§ Task brief
For the string "JSON", state the number of lines in the data that contain it, and nothing else.

§ Information given
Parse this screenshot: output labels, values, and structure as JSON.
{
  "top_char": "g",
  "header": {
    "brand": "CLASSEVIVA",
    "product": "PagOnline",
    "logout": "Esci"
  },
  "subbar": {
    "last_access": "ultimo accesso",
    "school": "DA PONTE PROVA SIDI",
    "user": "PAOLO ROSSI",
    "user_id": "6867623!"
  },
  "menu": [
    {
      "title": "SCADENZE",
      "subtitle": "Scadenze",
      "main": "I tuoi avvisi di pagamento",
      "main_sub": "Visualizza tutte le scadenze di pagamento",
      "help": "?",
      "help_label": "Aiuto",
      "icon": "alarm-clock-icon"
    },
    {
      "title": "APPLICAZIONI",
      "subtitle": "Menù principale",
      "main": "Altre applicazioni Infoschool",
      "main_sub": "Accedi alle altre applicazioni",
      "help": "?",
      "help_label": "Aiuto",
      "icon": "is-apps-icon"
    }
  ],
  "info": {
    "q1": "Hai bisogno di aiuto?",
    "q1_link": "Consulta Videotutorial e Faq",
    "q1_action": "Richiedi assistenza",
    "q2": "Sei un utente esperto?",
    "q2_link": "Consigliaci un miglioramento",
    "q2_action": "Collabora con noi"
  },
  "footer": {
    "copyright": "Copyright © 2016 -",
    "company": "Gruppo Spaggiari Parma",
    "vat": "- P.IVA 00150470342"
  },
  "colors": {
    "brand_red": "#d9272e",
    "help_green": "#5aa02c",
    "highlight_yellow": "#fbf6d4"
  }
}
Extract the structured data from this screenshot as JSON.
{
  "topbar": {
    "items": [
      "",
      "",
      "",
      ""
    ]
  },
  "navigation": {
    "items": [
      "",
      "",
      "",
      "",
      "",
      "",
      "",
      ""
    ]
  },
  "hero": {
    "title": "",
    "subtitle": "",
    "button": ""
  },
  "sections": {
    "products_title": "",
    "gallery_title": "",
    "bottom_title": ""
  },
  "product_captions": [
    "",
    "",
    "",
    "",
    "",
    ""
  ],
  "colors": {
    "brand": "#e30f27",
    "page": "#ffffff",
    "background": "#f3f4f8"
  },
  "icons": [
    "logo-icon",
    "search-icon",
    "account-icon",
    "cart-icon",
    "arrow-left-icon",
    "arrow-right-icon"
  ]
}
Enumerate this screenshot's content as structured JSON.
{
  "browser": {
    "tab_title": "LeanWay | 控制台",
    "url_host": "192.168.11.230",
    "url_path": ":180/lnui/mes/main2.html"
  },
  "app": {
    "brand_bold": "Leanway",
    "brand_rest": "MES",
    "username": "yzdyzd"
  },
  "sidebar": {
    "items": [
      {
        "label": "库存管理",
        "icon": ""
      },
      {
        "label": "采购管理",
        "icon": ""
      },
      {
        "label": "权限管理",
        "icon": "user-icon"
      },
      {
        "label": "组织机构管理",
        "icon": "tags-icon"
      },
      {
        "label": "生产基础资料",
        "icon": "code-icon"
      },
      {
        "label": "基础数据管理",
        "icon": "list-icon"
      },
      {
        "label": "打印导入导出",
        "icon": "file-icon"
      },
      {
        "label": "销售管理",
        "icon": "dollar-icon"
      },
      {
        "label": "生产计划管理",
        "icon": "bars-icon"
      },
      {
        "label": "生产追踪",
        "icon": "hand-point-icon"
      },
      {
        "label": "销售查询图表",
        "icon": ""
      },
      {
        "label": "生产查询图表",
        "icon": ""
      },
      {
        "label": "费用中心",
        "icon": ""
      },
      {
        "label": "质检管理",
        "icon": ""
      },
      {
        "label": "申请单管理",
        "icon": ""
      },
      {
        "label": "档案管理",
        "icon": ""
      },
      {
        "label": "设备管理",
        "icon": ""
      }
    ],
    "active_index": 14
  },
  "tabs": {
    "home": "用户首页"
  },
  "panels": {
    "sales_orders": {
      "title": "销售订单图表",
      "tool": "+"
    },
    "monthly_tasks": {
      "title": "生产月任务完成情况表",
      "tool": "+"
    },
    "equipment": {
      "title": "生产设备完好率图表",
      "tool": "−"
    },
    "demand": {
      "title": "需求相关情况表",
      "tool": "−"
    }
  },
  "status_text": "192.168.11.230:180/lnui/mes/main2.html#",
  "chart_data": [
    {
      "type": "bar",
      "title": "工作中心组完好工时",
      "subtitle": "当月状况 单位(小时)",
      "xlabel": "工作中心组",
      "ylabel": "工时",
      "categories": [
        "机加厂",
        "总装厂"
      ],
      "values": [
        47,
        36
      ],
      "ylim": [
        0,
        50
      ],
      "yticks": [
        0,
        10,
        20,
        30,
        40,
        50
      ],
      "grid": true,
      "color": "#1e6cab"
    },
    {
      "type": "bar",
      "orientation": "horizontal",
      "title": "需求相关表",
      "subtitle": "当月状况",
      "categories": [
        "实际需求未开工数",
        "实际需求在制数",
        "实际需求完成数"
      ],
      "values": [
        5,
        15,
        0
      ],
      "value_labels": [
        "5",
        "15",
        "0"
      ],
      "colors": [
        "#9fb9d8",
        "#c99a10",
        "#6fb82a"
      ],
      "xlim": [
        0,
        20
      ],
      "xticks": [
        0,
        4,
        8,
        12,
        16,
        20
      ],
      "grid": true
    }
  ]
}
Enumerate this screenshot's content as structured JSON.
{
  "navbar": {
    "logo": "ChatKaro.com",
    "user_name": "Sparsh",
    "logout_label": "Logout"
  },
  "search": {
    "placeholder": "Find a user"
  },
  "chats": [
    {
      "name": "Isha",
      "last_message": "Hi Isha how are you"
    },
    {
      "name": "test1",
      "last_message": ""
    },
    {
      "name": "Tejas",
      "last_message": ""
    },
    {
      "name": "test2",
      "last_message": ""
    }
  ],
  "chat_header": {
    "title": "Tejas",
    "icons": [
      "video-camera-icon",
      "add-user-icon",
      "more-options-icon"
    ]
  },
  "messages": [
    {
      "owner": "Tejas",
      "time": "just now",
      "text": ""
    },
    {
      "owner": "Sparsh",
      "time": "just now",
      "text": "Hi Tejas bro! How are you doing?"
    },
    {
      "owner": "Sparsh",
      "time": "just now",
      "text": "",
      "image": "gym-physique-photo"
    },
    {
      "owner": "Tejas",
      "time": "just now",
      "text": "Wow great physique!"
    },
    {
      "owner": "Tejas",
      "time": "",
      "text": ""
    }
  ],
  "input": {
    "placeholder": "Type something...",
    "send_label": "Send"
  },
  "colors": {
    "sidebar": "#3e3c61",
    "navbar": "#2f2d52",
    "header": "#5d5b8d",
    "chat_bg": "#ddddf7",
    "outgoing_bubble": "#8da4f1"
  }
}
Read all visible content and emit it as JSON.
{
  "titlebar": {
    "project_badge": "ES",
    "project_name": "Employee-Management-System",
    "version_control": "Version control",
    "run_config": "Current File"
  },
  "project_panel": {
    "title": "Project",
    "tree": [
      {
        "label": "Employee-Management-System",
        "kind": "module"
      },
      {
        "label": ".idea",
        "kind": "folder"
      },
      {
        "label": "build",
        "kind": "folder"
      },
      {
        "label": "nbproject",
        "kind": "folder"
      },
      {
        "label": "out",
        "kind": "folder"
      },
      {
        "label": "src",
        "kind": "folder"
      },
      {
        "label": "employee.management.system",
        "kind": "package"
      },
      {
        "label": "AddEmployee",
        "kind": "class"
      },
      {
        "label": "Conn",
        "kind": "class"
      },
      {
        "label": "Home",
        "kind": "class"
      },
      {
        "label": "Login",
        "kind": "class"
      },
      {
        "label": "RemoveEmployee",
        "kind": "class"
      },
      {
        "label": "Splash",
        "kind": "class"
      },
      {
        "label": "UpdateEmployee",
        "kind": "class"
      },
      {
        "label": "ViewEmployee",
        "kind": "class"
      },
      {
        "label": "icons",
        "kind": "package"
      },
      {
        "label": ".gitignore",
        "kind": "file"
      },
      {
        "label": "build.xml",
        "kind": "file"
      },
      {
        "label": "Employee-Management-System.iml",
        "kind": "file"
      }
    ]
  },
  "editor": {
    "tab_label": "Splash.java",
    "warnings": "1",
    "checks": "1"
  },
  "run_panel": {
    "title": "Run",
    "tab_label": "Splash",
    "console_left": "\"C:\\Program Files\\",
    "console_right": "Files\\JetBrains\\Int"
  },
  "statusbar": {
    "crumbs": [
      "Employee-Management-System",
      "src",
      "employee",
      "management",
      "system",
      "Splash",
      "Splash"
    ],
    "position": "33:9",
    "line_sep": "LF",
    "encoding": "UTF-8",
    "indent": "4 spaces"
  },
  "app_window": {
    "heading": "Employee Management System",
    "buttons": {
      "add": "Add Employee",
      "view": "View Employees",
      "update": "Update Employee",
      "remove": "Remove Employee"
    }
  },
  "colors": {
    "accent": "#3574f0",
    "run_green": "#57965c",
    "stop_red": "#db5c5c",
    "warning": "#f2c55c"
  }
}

§ Written response
5